## Task details
This task calls for copying every line in the data below that contains the word "Sortiment".

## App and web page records

────

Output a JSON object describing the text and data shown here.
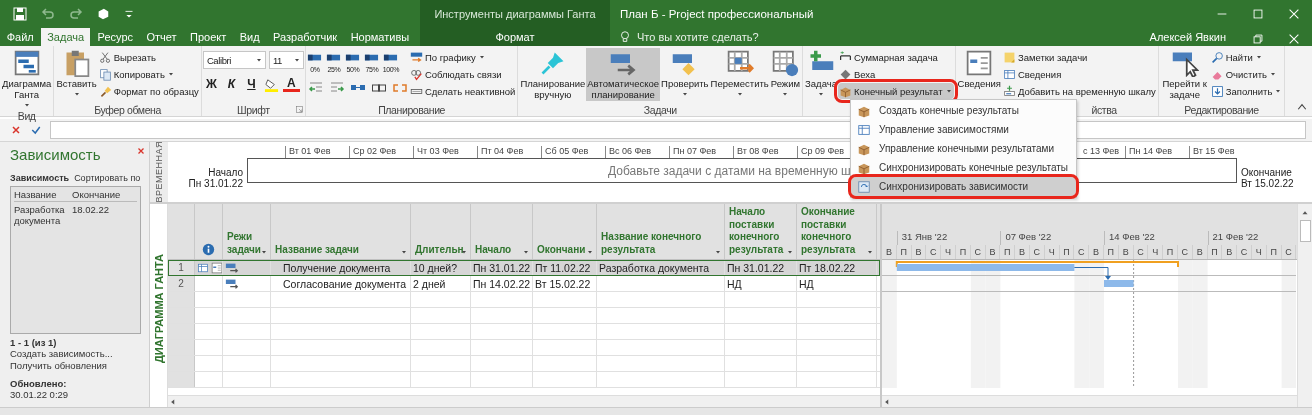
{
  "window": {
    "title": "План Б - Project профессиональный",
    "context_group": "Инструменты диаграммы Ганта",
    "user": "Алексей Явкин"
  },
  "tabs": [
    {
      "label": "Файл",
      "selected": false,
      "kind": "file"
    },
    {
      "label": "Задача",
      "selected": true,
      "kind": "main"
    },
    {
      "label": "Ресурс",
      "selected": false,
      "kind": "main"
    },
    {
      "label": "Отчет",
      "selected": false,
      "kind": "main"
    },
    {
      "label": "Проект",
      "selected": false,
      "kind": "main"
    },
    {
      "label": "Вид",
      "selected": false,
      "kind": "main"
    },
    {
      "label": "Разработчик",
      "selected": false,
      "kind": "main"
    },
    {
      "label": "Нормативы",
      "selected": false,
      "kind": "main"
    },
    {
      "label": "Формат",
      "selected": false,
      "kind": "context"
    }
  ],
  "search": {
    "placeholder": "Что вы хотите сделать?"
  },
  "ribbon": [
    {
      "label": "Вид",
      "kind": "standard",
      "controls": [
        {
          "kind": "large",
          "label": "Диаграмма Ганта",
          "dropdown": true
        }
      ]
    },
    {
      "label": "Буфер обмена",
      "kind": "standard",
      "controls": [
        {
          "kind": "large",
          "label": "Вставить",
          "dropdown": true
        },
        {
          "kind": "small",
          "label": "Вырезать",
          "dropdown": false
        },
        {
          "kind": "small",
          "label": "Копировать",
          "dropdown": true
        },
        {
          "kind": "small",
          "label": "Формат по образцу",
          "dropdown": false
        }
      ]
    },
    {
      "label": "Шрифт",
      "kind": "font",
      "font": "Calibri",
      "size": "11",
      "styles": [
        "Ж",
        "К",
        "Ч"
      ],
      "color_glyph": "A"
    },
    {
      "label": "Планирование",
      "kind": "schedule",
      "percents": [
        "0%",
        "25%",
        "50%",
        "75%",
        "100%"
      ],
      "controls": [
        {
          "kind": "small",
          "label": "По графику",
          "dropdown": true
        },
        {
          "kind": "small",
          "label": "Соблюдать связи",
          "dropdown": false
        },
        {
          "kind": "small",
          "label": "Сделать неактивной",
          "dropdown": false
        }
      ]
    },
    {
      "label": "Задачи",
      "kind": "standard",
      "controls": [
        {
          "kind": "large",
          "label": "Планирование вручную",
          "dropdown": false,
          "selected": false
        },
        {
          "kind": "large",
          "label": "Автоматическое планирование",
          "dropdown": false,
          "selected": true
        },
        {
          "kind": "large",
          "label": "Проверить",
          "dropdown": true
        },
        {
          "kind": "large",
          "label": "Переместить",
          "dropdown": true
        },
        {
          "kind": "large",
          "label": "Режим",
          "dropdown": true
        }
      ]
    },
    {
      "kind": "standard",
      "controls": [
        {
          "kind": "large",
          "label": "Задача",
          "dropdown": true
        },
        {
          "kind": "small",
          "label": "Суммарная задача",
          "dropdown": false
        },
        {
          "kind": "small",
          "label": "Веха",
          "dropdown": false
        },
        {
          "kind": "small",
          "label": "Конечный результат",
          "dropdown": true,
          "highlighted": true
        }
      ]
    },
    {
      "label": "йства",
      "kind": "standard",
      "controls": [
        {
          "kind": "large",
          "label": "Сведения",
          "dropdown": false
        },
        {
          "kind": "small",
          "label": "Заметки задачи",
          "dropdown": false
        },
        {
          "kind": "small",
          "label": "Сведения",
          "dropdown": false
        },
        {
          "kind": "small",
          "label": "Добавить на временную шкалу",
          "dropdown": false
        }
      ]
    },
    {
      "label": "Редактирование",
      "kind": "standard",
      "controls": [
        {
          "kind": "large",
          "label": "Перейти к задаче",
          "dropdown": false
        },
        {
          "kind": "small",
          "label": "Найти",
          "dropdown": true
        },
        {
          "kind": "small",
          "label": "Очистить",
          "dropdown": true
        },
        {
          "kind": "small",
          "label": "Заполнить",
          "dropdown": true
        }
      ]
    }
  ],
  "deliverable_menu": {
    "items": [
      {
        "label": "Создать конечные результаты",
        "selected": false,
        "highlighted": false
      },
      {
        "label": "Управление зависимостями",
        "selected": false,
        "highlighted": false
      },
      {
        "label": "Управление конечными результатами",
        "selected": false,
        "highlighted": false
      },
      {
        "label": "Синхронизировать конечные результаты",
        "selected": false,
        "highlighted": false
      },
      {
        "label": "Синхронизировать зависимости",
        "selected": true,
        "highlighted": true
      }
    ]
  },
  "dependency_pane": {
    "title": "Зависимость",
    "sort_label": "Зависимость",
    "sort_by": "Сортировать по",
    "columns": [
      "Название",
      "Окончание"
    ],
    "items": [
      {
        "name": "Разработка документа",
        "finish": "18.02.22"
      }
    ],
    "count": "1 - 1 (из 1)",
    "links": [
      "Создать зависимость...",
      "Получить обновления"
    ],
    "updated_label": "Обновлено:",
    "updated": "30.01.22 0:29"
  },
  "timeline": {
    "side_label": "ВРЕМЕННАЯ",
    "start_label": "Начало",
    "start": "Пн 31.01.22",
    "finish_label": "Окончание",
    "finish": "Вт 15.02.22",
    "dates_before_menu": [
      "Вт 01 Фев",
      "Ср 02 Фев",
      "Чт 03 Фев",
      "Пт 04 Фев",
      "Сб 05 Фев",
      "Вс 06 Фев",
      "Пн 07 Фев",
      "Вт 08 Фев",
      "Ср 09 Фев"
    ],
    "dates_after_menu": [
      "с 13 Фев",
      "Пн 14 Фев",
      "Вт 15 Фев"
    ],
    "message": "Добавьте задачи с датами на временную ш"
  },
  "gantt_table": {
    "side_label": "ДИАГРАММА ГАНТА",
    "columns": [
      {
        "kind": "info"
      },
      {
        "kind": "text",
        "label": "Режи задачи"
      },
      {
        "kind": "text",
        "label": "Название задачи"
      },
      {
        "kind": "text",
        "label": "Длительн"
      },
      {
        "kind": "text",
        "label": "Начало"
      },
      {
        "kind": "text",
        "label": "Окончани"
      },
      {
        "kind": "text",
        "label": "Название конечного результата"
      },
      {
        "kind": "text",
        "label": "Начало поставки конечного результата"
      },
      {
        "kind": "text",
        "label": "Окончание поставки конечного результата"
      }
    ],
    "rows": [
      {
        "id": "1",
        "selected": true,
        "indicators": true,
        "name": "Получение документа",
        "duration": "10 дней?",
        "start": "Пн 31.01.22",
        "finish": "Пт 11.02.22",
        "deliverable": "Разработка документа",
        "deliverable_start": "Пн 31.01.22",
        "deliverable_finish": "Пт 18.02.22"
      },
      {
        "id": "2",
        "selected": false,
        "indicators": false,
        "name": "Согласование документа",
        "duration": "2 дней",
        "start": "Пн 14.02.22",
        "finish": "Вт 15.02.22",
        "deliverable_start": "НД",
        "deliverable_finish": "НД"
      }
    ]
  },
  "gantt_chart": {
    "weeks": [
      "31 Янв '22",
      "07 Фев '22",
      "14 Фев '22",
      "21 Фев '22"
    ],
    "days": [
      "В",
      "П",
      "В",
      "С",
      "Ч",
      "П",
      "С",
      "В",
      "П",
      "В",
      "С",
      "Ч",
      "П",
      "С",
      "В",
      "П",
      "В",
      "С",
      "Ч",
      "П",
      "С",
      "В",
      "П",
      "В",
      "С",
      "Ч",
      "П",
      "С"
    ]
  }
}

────

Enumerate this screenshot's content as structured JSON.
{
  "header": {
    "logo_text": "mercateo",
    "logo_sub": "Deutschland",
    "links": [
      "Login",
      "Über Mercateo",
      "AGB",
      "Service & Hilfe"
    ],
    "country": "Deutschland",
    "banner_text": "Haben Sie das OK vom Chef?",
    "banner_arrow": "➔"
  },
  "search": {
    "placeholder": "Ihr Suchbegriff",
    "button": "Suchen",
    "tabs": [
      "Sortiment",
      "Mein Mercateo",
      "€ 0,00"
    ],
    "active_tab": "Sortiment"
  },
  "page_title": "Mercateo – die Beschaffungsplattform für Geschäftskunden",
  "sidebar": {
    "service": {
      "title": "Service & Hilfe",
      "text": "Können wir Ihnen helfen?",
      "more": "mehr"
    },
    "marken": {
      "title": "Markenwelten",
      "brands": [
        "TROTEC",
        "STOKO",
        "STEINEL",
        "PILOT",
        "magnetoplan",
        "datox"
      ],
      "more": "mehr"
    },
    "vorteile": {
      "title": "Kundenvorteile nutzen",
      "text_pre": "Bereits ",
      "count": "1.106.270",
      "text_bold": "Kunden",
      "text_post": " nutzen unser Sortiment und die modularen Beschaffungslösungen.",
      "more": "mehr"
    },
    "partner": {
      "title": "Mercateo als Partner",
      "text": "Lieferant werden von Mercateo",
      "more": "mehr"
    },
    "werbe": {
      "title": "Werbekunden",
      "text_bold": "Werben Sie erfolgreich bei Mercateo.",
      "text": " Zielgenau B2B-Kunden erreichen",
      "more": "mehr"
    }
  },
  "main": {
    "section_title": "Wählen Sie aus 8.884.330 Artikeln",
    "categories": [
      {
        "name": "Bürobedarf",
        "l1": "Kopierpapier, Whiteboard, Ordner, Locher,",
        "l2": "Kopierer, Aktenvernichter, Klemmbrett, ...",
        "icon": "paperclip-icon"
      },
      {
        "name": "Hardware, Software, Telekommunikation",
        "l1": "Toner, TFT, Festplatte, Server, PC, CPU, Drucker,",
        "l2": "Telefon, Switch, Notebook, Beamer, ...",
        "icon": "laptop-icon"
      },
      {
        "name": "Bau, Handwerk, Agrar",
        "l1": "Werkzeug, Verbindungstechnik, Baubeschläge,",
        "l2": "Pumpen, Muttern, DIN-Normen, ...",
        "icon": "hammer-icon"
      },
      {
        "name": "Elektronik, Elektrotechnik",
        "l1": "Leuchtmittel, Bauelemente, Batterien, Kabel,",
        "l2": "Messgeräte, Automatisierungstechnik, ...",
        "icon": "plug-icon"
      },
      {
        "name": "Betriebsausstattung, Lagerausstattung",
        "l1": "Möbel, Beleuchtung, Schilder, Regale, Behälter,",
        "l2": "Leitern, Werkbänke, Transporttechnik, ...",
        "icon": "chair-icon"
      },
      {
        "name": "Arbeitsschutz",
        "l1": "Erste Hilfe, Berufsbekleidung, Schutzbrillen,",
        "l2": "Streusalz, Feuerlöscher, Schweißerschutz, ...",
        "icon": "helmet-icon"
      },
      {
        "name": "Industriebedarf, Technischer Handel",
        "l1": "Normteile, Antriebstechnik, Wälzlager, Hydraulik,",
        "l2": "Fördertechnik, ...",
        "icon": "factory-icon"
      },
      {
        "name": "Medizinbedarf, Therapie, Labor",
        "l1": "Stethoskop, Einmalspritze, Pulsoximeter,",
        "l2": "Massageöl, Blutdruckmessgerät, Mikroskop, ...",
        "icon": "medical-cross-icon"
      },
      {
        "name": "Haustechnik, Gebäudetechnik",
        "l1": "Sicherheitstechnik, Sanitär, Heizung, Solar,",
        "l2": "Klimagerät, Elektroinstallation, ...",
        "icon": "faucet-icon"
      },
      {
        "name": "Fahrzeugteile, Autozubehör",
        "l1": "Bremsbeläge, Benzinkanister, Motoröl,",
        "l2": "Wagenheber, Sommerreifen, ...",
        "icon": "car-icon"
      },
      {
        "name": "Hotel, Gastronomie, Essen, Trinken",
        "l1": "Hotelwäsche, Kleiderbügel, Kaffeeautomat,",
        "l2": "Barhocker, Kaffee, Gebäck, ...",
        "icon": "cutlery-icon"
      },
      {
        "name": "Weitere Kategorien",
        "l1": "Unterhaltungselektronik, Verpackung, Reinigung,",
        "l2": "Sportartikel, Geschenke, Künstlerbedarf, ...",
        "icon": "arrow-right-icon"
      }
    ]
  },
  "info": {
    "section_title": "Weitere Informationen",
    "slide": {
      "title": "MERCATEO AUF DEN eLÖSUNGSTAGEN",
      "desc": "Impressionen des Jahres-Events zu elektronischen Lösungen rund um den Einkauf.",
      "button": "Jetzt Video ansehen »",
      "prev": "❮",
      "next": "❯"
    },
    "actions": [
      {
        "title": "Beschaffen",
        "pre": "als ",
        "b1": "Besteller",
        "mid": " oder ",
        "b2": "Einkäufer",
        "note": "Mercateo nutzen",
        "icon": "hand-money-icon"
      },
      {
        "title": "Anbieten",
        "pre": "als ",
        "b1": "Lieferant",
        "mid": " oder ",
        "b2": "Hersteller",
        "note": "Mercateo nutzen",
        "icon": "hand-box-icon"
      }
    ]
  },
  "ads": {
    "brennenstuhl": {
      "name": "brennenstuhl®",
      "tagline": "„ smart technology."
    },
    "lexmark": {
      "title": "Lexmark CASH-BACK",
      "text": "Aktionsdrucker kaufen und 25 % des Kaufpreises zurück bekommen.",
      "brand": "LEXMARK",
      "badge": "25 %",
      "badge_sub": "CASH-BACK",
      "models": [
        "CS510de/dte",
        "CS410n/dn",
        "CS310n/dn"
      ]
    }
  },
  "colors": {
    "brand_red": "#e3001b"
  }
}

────

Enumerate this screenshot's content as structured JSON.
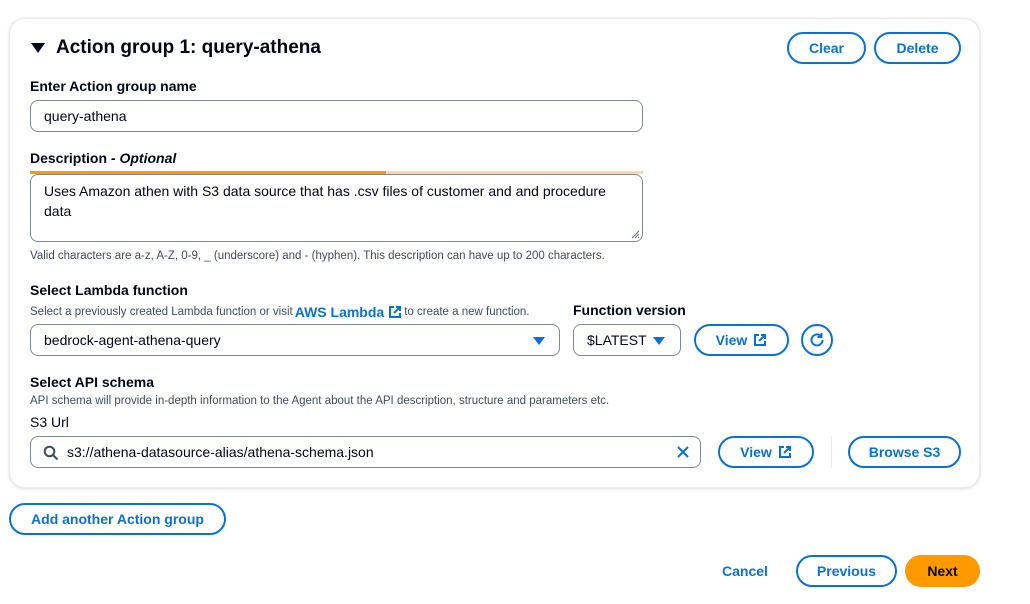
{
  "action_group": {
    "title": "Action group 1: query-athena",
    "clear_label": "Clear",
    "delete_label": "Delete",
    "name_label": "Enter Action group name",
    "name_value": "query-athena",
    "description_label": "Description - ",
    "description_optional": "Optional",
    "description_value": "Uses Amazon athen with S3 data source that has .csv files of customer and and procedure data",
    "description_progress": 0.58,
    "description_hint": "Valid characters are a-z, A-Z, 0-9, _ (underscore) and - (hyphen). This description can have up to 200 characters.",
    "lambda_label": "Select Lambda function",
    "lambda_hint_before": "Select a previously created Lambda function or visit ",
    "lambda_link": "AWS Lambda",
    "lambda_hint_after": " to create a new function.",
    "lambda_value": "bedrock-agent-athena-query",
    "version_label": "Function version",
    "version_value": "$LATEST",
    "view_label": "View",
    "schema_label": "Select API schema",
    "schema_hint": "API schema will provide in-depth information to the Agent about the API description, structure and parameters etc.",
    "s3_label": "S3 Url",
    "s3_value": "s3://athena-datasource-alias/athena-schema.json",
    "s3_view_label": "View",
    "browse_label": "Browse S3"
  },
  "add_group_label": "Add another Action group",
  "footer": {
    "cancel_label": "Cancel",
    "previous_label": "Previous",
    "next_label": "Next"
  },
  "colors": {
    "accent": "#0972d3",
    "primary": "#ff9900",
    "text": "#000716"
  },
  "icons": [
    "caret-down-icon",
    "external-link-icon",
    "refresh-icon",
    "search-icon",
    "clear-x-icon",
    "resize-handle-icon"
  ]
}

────

## Response area
      "Sortiment",
    "active_tab": "Sortiment"
      "text_post": " nutzen unser Sortiment und die modularen Beschaffungslösungen.",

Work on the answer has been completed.